Part of that effort to build the satellite network resulted in the Iridium satellite constellation. A combination of 1990's electronic technology (it wasn't all that good... really) along with as you said the extremely high launch costs caused the companies to go bankrupt. Iridium itself has gone through several sets of owners, and it was kept on life support financially basically because the U.S. military couldn't find any alternative that could provide global coverage like Iridium was doing.
To give an example of the technical capabilities of Iridium, the first generation had a data throughput speed of 2400 baud for individual customers. That might have been sufficient for reading a few e-mails in the 1990's, but is grossly slow for current needs. The costs for Iridium phones are also insanely expensive compared to what was promised.... and frankly the satellites couldn't handle the crush of millions of users in that first generation either to spread those costs around.
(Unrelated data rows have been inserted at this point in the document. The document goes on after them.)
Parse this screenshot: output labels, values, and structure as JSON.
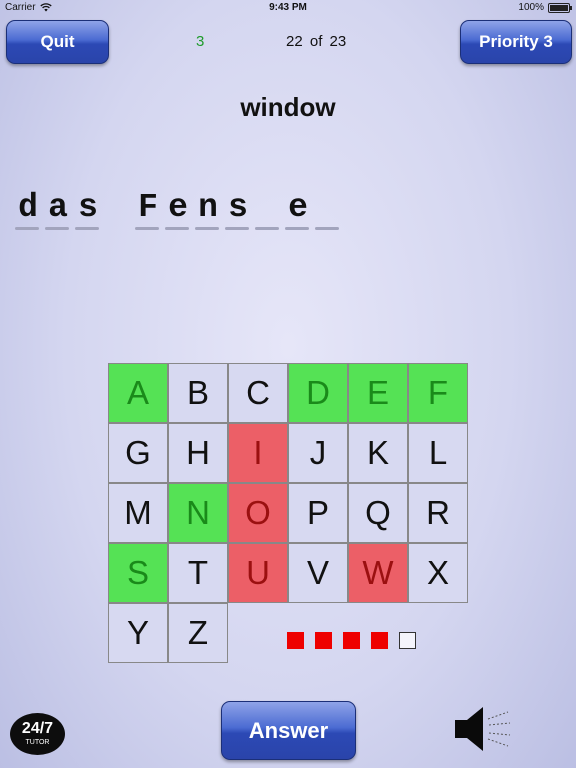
{
  "status_bar": {
    "carrier": "Carrier",
    "time": "9:43 PM",
    "battery": "100%"
  },
  "toolbar": {
    "quit_label": "Quit",
    "priority_label": "Priority 3",
    "score": "3",
    "progress": "22 of 23"
  },
  "prompt_word": "window",
  "answer_slots": [
    "d",
    "a",
    "s",
    " ",
    "F",
    "e",
    "n",
    "s",
    "",
    "e",
    ""
  ],
  "letter_grid": [
    {
      "letter": "A",
      "state": "correct"
    },
    {
      "letter": "B",
      "state": "normal"
    },
    {
      "letter": "C",
      "state": "normal"
    },
    {
      "letter": "D",
      "state": "correct"
    },
    {
      "letter": "E",
      "state": "correct"
    },
    {
      "letter": "F",
      "state": "correct"
    },
    {
      "letter": "G",
      "state": "normal"
    },
    {
      "letter": "H",
      "state": "normal"
    },
    {
      "letter": "I",
      "state": "wrong"
    },
    {
      "letter": "J",
      "state": "normal"
    },
    {
      "letter": "K",
      "state": "normal"
    },
    {
      "letter": "L",
      "state": "normal"
    },
    {
      "letter": "M",
      "state": "normal"
    },
    {
      "letter": "N",
      "state": "correct"
    },
    {
      "letter": "O",
      "state": "wrong"
    },
    {
      "letter": "P",
      "state": "normal"
    },
    {
      "letter": "Q",
      "state": "normal"
    },
    {
      "letter": "R",
      "state": "normal"
    },
    {
      "letter": "S",
      "state": "correct"
    },
    {
      "letter": "T",
      "state": "normal"
    },
    {
      "letter": "U",
      "state": "wrong"
    },
    {
      "letter": "V",
      "state": "normal"
    },
    {
      "letter": "W",
      "state": "wrong"
    },
    {
      "letter": "X",
      "state": "normal"
    },
    {
      "letter": "Y",
      "state": "normal"
    },
    {
      "letter": "Z",
      "state": "normal"
    }
  ],
  "attempts": {
    "used": 4,
    "total": 5
  },
  "answer_button_label": "Answer",
  "logo": {
    "big": "24/7",
    "small": "TUTOR"
  },
  "icons": {
    "wifi": "wifi-icon",
    "battery": "battery-icon",
    "speaker": "speaker-icon"
  },
  "colors": {
    "correct": "#55e255",
    "wrong": "#ec5f67",
    "tile": "#d7d9f1",
    "button": "#3a58c4",
    "attempt_used": "#ee0000"
  }
}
Bill Gates' plan to have a large number of cheap satellites might have worked, but as you have pointed out it needed cheap launch costs to make it possible. $10k/kg to orbit is not cheap.
How does this impact me or most other people in any significant way?
To start with, you would likely not be writing this comment in the first place if it wasn't for space-based assets. While you might be able to say that your actual TCP/IP packet only traveled along a fiber cable, the work of placing that cable inevitably used at least the GPS satellite constellation along with numerous other space-based vehicles. Like it or not, spaceflight has every day impacts upon your life, no matter how disconnected and isolated you might think your life has become. It is what makes the modern civilization function.
As a matter of fact, this particular satellite was a telecommunication satellite that will be broadcasting over the western Pacific Ocean region (aka eastern Asia).
Shouldn't we put our resources to better use, like stopping global warming?
It is stuff like this that you even know about global warming. How else do you think a genuinely global monitoring effort measuring temperatures, ocean conditions, sea levels, and other factors are even followed in the first place? This is how resources are being used to help stop such environmental pollution. If you don't know what is happening, you can't stop it from happening in the future.
I promise you that at least some data packets you are going to be using in the future will go across this particular satellite. The world is just far too interconnected.
The fact that the rocket landed again successful means that anything going into space is going to be much, much cheaper in the future as competitors to SpaceX try to copy the effort and come up with at least something that can compete commercially against SpaceX. That is what is so significant about this particular flight in addition to the payload that actually got up into space.
Unfortunately SpaceX is screwing the American taxpayers right now, being incapable of getting even 10 tonnes into orbit for 133M with its CRS flights.
You do realize that SpaceX just sent a CRS payload into orbit this past week, and the capsule is still up on the ISS attached to the station as I'm writing this reply?
I don't know what you are complaining about, other than a big oops happened with the CRS-7 flight. Those issues (at least the cause of that incident) have been resolved and the Falcon 9 has gone back into service with what I have seen as one of the fastest turn around times of any launch provider after a complete catastrophic failure of their primary launch vehicle.
The only people complaining are folks who are clueless about rocket science.